Measuring Income and Wealth at the Top Using Administrative and Survey Data
Administrative tax data indicate that U.S. top income and wealth shares are substantial and increasing rapidly (Piketty and Saez 2003, Saez and Zucman 2014). A key reason for using administrative data to measure top shares is to overcome the under-representation of families at the very top that plagues most household surveys. However, using tax records alone restricts the unit of analysis for measuring economic resources, limits the concepts of income and wealth being measured, and imposes a rigid correlation between income and wealth. The Survey of Consumer Finances (SCF) solves the ...
Trends in Household Portfolio Composition
We use data from the Survey of Consumer Finances (SCF) to explore how household asset portfolios in the United States have evolved from 1989 to 2016. Throughout this period, two key assets?housing and financial market assets?have driven the aggregate household balance sheet evolution. However, aggregates mask great heterogeneity in balance sheet composition across the wealth distribution, and most families hold a relatively small share of assets in financial markets and larger shares in housing and other nonfinancial assets. We also describe the typical life cycle asset accumulation processes ...
Survey Incentives, Survey Effort, and Survey Costs
This paper uses the 2007 and 2010 waves of the Survey of Consumer Finances (SCF) to investigate how monetary incentives affect the time and effort that interviewers expend during the survey field period, and how these incentives affect effort expended by the survey respondent. The results imply that a larger monetary incentive offer helps reduce contact attempts and time in the field while maintaining data quality and effort during the survey by the respondent. Our results are based on a quasi-experiment that varies which families receive an incentive offer letter. Supporting evidence is ...
The Increase in Wealth Concentration, 1989-2013
Wealth is highly concentrated in the United States, and top shares have been rising in recent decades, raising both normative and macroeconomic policy concerns.
Changes in U.S. Family Finances from 2010 to 2013: Evidence from the Survey of Consumer Finances
The Federal Reserve Board’s triennial Survey of Consumer Finances (SCF) collects information about family incomes, net worth, balance sheet components, credit use, and other financial outcomes.1 The 2013 SCF reveals substantial disparities in the evolution of income and net worth since the previous time the survey was conducted, in 2010.
Signaling Status: The Impact of Relative Income on Household Consumption and Financial Decisions

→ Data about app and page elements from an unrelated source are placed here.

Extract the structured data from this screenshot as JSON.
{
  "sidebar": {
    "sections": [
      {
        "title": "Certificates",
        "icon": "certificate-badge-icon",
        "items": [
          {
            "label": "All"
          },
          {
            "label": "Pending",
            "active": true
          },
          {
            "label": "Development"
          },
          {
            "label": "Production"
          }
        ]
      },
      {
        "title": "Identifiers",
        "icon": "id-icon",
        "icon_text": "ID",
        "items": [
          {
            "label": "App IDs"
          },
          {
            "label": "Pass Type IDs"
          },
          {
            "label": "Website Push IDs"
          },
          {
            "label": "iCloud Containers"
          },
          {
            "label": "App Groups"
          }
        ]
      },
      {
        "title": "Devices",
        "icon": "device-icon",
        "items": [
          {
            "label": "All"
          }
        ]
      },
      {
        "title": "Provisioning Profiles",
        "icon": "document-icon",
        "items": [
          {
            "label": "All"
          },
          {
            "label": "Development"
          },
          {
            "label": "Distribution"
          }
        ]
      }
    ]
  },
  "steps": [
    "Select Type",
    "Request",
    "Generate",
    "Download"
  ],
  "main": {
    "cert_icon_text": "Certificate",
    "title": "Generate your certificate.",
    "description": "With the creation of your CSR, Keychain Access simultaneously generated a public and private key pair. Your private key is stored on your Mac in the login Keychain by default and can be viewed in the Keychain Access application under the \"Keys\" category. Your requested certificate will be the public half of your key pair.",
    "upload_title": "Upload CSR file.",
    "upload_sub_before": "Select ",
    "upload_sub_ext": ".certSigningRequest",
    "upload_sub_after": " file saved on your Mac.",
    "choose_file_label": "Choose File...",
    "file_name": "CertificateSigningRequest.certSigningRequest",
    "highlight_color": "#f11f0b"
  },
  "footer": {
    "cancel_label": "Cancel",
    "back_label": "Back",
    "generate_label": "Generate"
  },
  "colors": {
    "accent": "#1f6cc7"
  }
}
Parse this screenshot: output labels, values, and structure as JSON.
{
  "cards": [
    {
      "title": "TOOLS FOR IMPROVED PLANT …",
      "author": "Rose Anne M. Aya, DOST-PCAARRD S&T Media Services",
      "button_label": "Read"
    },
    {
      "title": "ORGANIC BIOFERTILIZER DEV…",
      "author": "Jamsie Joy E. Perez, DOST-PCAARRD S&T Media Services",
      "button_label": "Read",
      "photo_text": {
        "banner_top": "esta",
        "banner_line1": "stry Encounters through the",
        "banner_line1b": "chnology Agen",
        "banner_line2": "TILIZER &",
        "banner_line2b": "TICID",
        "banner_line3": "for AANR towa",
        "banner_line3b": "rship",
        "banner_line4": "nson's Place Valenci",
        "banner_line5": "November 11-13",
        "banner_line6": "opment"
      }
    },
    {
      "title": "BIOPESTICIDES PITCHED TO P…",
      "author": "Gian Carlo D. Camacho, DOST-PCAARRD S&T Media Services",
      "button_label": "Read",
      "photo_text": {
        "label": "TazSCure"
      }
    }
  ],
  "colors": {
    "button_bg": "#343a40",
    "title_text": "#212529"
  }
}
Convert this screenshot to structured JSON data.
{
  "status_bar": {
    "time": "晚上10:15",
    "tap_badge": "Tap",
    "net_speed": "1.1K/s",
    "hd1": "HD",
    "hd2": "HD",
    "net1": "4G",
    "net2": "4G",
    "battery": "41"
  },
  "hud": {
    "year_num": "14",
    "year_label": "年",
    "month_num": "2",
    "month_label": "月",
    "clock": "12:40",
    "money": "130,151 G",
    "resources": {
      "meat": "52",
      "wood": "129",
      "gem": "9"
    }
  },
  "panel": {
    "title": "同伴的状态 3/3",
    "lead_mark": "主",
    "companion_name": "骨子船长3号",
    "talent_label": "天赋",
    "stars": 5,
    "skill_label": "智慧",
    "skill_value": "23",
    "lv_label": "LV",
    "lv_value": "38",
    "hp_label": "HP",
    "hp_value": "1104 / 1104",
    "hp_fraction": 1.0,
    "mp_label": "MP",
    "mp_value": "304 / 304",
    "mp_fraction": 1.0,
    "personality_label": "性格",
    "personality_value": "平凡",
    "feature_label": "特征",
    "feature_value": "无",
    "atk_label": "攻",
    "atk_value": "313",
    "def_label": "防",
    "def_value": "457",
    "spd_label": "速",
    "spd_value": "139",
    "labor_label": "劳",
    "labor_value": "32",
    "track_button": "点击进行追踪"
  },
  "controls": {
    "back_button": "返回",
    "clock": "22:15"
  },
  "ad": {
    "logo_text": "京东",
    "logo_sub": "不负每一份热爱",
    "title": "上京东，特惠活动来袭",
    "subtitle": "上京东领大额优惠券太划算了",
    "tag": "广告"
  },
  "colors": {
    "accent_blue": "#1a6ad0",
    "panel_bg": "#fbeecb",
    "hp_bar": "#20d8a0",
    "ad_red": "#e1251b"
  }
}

This paper investigates the importance of status in household consumption and financial decisions using household data from the Survey of Consumer Finances (SCF) linked to neighborhood data in the American Community Survey (ACS). We find evidence that a household's income rank--its position in the income distribution relative to its close neighbors--is positively associated with its expenditures on high status cars, its level of indebtedness, as well as the riskiness of the household's portfolio. More aggregate county-level evidence based on a dataset of every new car sold in each county in ...
Wealth Concentration Levels and Growth: 1989-2016
Wealth concentration in the U.S. has increased over the past 25 years across multiple methodologies for measuring wealth. But the reasons for the increase—and the timing of the increase—are quite different. In this note, we show that most available estimates are fairly consistent in level and trend prior to the Financial Crisis. However, the timing and reasons for the sharp increase in wealth concentration during and after the crisis differ remarkably across methods. We describe some of the factors that underlie this divergence.
Stress Testing Household Debt
We estimate a county-level model of household delinquency and use it to conduct "stress tests" of household debt. Applying house price and unemployment rate shocks from Comprehensive Capital Analysis Review (CCAR) stress tests, we find that forecasted delinquency rates for the recent stock of debt are moderately lower than for the stock of debt before the 2007-09 financial crisis, given the same set of shocks. This decline in expected delinquency rates under stress reflects an improvement in debt-to-income ratios and an increase in the share of debt held by borrowers with relatively high ...
Surveying the aftermath of the storm: changes in family finances from 2007 to 2009
In 2009, the Federal Reserve Board implemented a survey of families that participated in the 2007 Survey of Consumer Finances (SCF) to gain detailed information on the effects of the recent recession on all types of households. Using data from the 2007-09 SCF panel, we highlight the variation in households' financial experiences by examining the distribution of changes in families' balance sheets. Further, we use information on changes in families' saving, investing, and spending behavior to consider the potential longer-term consequences of the current recession on households' finances and ...
Introducing the Distributional Financial Accounts of the United States
This paper describes the construction of the Distributional Financial Accounts (DFAs), a new dataset containing quarterly estimates of the distribution of U.S. household wealth since 1989, and provides the first look at the resulting data. The DFAs build on two existing Federal Reserve Board statistical products --- quarterly aggregate measures of household wealth from the Financial Accounts of the United States and triennial wealth distribution measures from the Survey of Consumer Finances --- to incorporate distributional information into a national accounting framework. The DFAs complement ...